##### Extracted information

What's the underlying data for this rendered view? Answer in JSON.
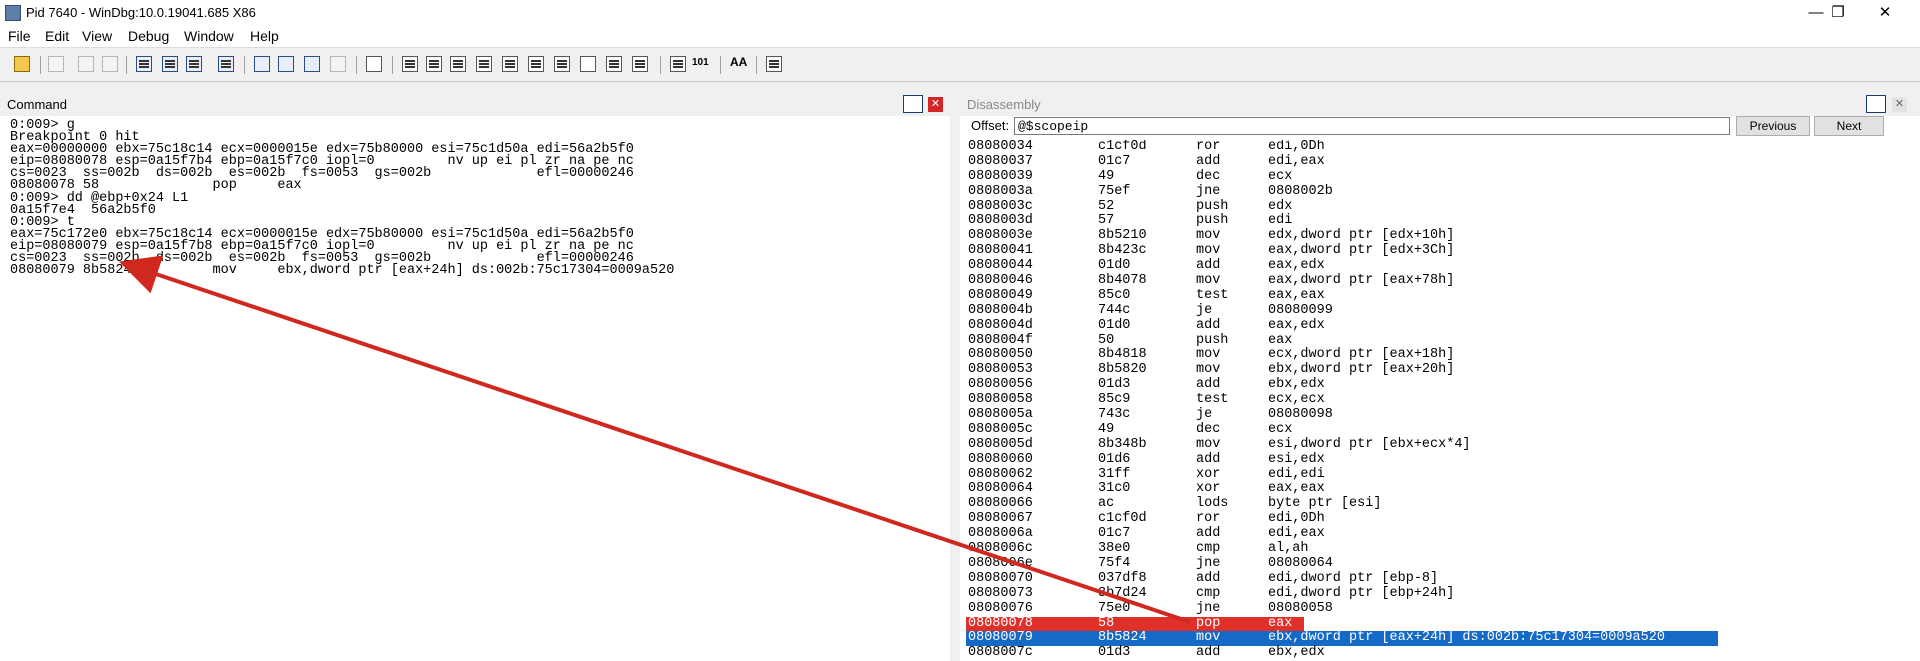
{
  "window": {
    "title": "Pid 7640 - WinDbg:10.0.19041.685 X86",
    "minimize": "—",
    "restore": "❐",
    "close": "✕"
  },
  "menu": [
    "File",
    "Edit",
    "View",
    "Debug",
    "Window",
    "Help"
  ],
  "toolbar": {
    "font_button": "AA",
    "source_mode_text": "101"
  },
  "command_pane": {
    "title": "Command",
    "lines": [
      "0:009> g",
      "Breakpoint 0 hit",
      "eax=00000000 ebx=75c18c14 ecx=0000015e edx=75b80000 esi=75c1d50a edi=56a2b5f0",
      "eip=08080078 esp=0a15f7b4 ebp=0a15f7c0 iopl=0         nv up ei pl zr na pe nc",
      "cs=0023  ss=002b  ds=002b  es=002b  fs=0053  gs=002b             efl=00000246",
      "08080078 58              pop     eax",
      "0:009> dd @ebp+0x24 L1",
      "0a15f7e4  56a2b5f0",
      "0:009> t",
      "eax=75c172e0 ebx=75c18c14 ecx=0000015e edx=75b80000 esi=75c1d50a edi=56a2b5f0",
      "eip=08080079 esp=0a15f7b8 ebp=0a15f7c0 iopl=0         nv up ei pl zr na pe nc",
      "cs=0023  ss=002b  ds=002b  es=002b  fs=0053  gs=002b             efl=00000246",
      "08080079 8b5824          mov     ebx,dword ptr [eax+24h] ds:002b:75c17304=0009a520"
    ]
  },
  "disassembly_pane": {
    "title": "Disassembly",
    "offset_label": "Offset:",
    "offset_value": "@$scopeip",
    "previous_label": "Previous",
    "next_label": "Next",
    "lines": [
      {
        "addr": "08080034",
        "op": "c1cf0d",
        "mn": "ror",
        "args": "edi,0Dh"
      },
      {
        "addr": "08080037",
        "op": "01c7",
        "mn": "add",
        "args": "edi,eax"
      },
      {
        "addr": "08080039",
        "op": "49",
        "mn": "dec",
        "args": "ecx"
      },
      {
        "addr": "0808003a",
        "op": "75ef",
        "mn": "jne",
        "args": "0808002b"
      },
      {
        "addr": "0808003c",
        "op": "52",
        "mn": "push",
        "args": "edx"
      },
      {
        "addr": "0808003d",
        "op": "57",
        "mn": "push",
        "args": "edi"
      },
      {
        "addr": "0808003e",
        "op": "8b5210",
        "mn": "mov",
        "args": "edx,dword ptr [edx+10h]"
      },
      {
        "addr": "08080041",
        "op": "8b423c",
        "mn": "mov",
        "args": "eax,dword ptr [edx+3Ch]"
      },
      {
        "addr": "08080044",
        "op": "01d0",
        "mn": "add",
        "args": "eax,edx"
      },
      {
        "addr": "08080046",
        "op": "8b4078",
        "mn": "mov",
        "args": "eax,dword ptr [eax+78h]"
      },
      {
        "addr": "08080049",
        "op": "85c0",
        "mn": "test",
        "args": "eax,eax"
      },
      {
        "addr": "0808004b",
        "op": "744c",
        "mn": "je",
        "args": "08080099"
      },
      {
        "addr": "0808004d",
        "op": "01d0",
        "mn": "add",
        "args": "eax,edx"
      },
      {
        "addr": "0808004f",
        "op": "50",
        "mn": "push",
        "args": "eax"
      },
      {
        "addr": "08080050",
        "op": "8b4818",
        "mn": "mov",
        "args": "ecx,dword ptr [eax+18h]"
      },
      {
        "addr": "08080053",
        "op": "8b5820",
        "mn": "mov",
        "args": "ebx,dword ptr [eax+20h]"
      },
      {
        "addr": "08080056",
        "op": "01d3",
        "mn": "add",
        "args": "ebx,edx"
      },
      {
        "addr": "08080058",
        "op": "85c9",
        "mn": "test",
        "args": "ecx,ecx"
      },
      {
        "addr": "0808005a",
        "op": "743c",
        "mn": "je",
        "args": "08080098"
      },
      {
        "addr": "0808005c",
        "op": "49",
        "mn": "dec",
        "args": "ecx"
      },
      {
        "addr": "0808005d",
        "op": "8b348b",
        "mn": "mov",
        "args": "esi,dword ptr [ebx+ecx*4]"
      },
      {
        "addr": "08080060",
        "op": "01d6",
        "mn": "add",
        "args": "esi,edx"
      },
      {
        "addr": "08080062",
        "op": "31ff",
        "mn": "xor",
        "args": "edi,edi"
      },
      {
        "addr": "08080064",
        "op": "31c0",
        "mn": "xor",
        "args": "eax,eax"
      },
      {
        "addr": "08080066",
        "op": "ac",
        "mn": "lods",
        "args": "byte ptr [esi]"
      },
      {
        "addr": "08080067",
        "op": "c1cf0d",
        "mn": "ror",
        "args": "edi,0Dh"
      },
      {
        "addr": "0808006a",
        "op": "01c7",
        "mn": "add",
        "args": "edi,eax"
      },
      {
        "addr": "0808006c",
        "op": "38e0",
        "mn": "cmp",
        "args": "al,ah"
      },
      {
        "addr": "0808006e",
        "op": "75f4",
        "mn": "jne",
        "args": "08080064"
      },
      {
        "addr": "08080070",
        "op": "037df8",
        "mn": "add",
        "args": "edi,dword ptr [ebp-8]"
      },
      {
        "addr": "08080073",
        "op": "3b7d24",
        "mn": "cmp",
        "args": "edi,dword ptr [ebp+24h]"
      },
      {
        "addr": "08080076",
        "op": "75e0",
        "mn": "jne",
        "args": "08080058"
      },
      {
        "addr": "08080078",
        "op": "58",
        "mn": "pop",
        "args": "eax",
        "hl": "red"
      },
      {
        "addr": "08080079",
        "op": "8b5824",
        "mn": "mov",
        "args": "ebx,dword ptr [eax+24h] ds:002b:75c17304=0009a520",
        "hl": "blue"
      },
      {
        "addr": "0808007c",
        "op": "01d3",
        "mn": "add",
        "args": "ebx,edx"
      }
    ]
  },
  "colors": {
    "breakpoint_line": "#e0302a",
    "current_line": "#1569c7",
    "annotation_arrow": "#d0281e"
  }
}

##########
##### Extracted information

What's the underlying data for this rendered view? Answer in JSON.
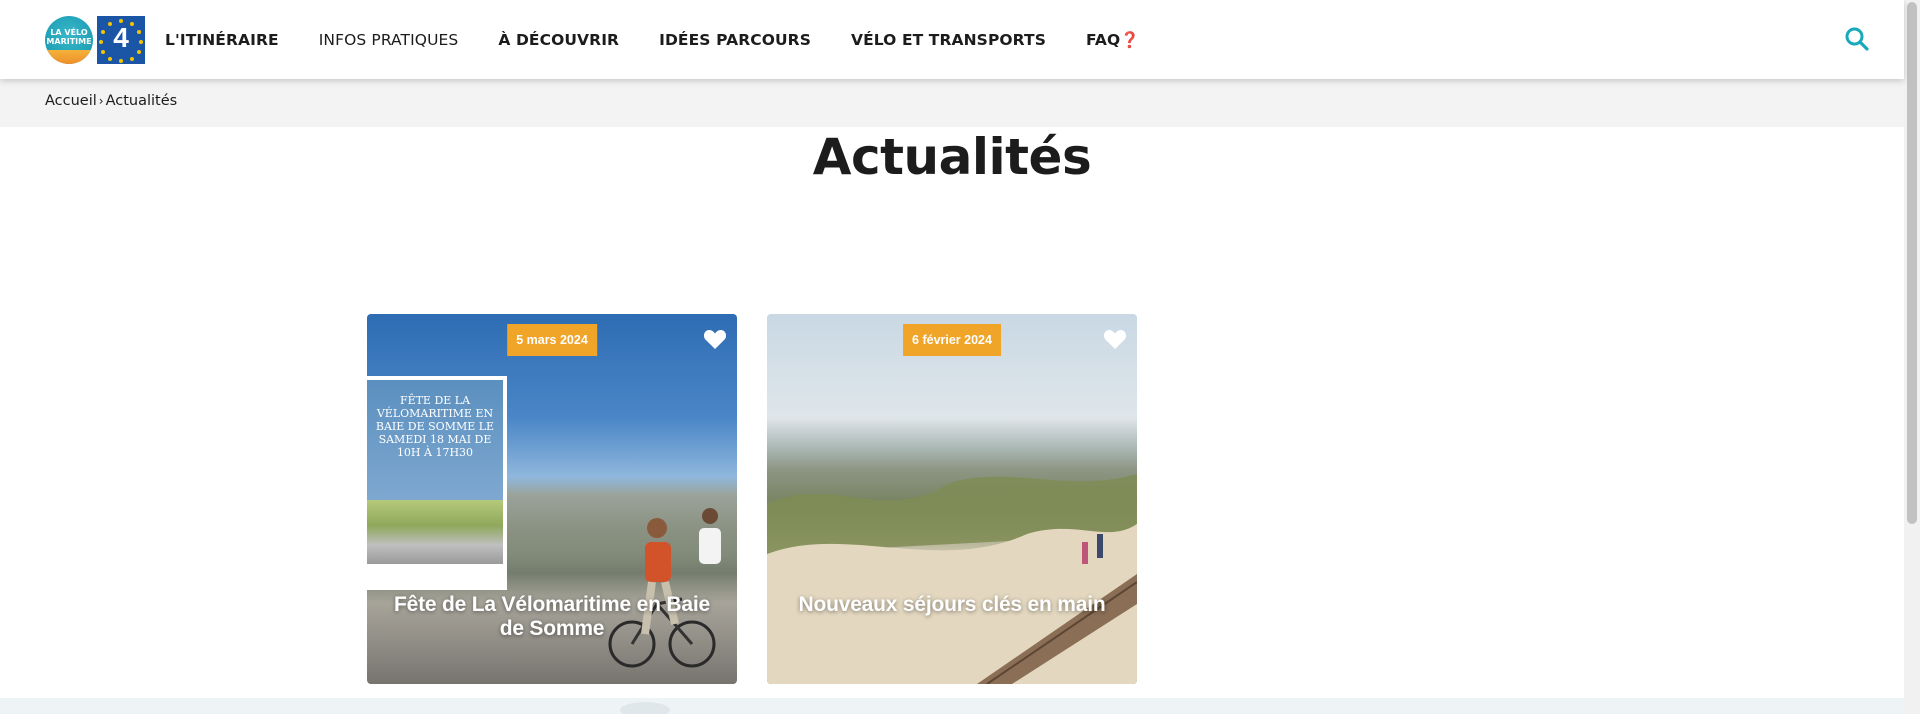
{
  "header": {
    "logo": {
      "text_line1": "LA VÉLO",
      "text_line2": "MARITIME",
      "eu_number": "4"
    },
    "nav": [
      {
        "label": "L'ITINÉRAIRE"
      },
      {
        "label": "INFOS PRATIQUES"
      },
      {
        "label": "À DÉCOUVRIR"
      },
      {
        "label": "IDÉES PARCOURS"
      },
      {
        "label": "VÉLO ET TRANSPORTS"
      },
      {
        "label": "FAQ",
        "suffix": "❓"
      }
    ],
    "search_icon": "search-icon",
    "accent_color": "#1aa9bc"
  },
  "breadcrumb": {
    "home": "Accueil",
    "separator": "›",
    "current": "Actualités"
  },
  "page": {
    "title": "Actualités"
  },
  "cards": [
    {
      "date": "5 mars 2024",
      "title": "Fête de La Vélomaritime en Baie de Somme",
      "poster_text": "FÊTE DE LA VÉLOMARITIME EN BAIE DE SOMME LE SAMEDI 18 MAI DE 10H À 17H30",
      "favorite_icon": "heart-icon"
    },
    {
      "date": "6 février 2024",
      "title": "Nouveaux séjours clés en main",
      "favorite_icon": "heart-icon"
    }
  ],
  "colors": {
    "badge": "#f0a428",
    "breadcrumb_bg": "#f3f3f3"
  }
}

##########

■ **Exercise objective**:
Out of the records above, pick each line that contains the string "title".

■ **Task solution**:
    "title": "Pid 7640 - WinDbg:10.0.19041.685 X86",
    "title": "Command",
    "title": "Disassembly",
    "title": "Actualités"
      "title": "Fête de La Vélomaritime en Baie de Somme",
      "title": "Nouveaux séjours clés en main",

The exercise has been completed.